any of the front seats in the House of Commons that are reserved for ministers or former ministers

References in periodicals archive ?
Frontbenchers who joined a similar rebellion four months ago over triggering Article 50 - including yesterday's four - were given a reprieve at the time.
He said that he would be speaking to other rebels - including eight junior frontbenchers - in the coming "hours and days" but appeared to rule out further sackings.
Among them are several members of the Shadow Cabinet, plus a raft of junior frontbenchers who would rather quit than vote against war on Isis.
Frontbenchers have also angrily confronted Vince Cable, the party's Treasury spokesman, about his tax reform proposals.
He said that as a "first step" he was asking all Tory frontbenchers to register any family member paid for out of their MP's staffing allowance from April 1.
Liberal Democrat and Tory frontbenchers condemned the plan as "disruptive" for schools.
It is understood that will change today when the first of a series of likely declarations by Lib Dem frontbenchers will take place.

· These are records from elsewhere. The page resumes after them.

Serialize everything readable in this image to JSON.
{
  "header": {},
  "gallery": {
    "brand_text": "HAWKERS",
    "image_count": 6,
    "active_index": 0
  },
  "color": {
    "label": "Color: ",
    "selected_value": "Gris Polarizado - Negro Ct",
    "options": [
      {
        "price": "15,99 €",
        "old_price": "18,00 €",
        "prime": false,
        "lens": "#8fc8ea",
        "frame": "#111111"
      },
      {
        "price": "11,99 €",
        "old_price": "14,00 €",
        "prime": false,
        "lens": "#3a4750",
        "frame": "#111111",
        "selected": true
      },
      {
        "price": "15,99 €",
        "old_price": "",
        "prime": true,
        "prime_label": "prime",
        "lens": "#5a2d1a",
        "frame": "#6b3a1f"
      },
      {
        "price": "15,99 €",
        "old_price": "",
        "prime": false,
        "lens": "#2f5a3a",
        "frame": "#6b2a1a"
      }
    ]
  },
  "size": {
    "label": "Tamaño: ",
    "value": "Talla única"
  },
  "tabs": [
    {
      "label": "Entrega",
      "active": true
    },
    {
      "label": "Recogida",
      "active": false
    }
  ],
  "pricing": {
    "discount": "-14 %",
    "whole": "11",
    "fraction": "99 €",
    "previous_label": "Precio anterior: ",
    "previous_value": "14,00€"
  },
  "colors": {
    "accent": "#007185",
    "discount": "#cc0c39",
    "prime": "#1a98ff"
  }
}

Political failure appears to be a price worth paying for former frontbenchers cashing in on the entertainment circuit.
Banning membership by frontbenchers is almost certain to mean that they will wither and die, said the party source.
Three junior frontbenchers stepped down and yesterday a parliamentary aide quit.
The move raised questions about the longterm future of their sister Co-op Party, whose 32 MPs include frontbenchers Ed Balls, right, Stella Creasy and Chris Leslie.
Mr Brown immediately made clear that he expected all Labour MPs - not just frontbenchers - to identify any family members working for them.
The figures emerged as Mr Cameron attempted to flush out Gordon Brown's intentions by writing to ask for Tory frontbenchers to be given access to senior civil servants to prepare the ground for a possible handover of power.
Tory frontbenchers claimed on Friday that the Prime Minister had manipulated Lady Thatcher, who was frail in her old age.
Amid a growing rebellion against the leader, ex-Home Secretary Lord Blunkett begged senior frontbenchers not to quit their posts but to stand firm and dare Mr Corbyn to sack them.